A.        Acquisition by Discovery
Acquisition by. . .
–      finding of new and unchartered territory.
–      frequently accompanied by a LANDING and symbolic taking of possession
–    results in “inchoate title” that must be perfected by settling and taking possession within a reasonable time.
–      take possession of enemy territory through force,
–      followed by formal annexation by conqueror
–           2 modes of territorial acquisition,    which have little relevance today.
            –           virtually no unknown territories today
            –           special agreements that place planetary object outside national appropriation.

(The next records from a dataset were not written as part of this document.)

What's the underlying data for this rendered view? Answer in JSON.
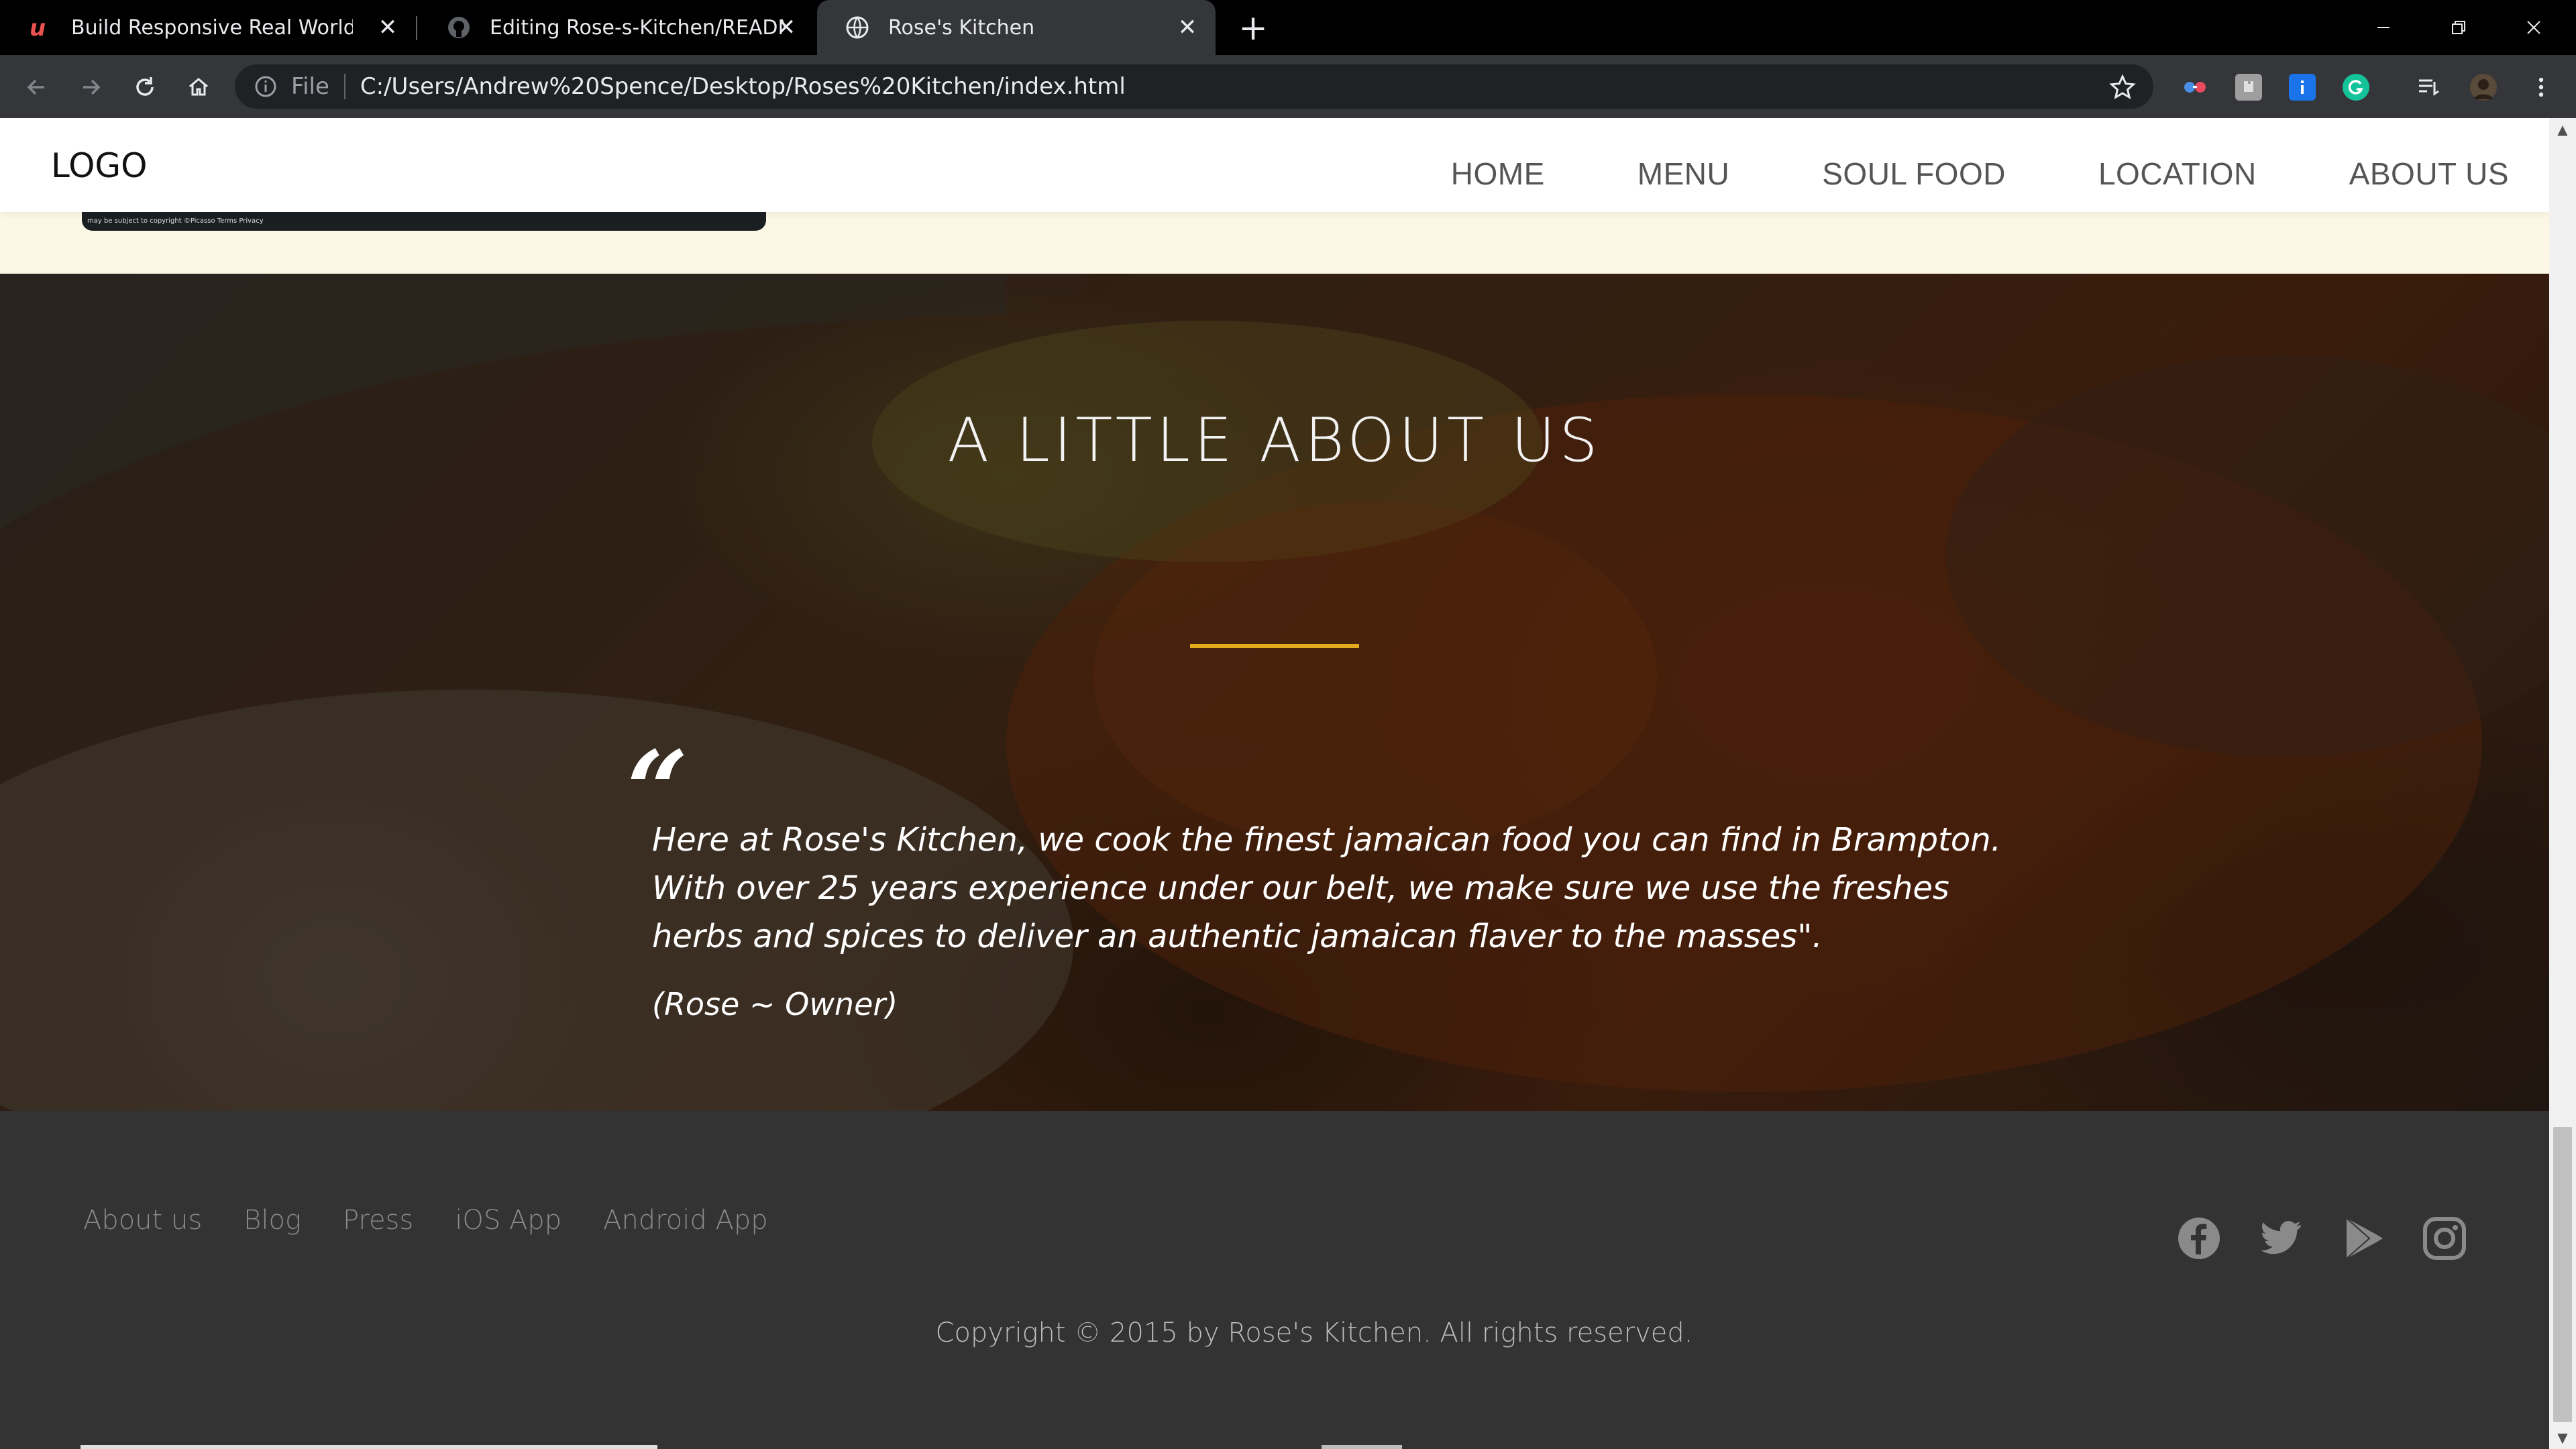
{
  "browser": {
    "tabs": [
      {
        "title": "Build Responsive Real World Web",
        "favicon": "udemy-icon",
        "active": false
      },
      {
        "title": "Editing Rose-s-Kitchen/README.",
        "favicon": "github-icon",
        "active": false
      },
      {
        "title": "Rose's Kitchen",
        "favicon": "globe-icon",
        "active": true
      }
    ],
    "new_tab": "+",
    "scheme_label": "File",
    "url": "C:/Users/Andrew%20Spence/Desktop/Roses%20Kitchen/index.html",
    "colors": {
      "frame": "#000000",
      "toolbar": "#35363a",
      "omnibox": "#202124"
    }
  },
  "site": {
    "logo": "LOGO",
    "nav": [
      "HOME",
      "MENU",
      "SOUL FOOD",
      "LOCATION",
      "ABOUT US"
    ],
    "map_fine_print": "may be subject to copyright  ©Picasso   Terms   Privacy",
    "about": {
      "title": "A LITTLE ABOUT US",
      "quote_mark": "“",
      "quote": "Here at Rose's Kitchen, we cook the finest jamaican food you can find in Brampton. With over 25 years experience under our belt, we make sure we use the freshes herbs and spices to deliver an authentic jamaican flaver to the masses\".",
      "author": "(Rose ~ Owner)",
      "accent_color": "#e2ac1c"
    },
    "footer": {
      "links": [
        "About us",
        "Blog",
        "Press",
        "iOS App",
        "Android App"
      ],
      "social_icons": [
        "facebook-icon",
        "twitter-icon",
        "google-play-icon",
        "instagram-icon"
      ],
      "copyright": "Copyright © 2015 by Rose's Kitchen. All rights reserved."
    }
  }
}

–           being there first justifies ownership rights
–           Rule #1 of property law, which acquisition/discovery based on.
–           Unlike discovery/conquest, this is persistent notion today.
–           dates back to Roman Law
–           Because greed led to scarcity, private ownership took over.
–           Pros/cons
            –           A set rule. Black and white.
            –           Provides certainty – we can act in accordance with set rules.
            –           Cons???
Johnson v M’Intosh
Issue – do indians have the right to give land, and do private individuals have the right to receive that land?
Rule – Original fundamental principle, that discovery gave exclusive title to those who made it.
This rule is essentially that “might makes right” which directly opposed the RULE 1.
*           This case illustrates the contingent nature of private property – it depends a lot on who gets to make and interpret rules.
*           Some vocabulary words to consider:
TITLE – ownership. In property law – a shorthand term to denote the facts which, if proved, enable one to retain or recover possession of a thing.
DOMINION – having both title to and possession of property; having control of both ownership and use.
OCCUPATION – taking possession; actual use or possession of a thing
OWNERSHIP – one’s exclusive right of possessing, enjoying, and disposing of a thing. Compre

ve possession). Post won, Pierson appealed.
–    harm results, not from the immediate action, but the one that came later. 
–    E.g. you cut down a tree, it falls without hitting anyone, but later someone trips.
Issue – does pursuit of the fox give Post exclusive right?
You acquire possession of the animal from (Mirow gave some possibilities):
–      Pursuit?
–      Pursuit + wounding?
–      Pursuit + wounding + subsequent possession?
–      Actual possession?
–      If wild animals (FERAE NATURAE) are captured, they belong to the captor.
–      But CAPTURE is required;
–      Merely chasing animal is not enough.
Result: Pierson won because Post did not adequately assert possession by merely chasing the fox.
*Custom can be a source of law – in this case, the custom of hunters
–           Social Goal – killing foxes.
Fugitive Resources – e.g. oil/gas. If you ca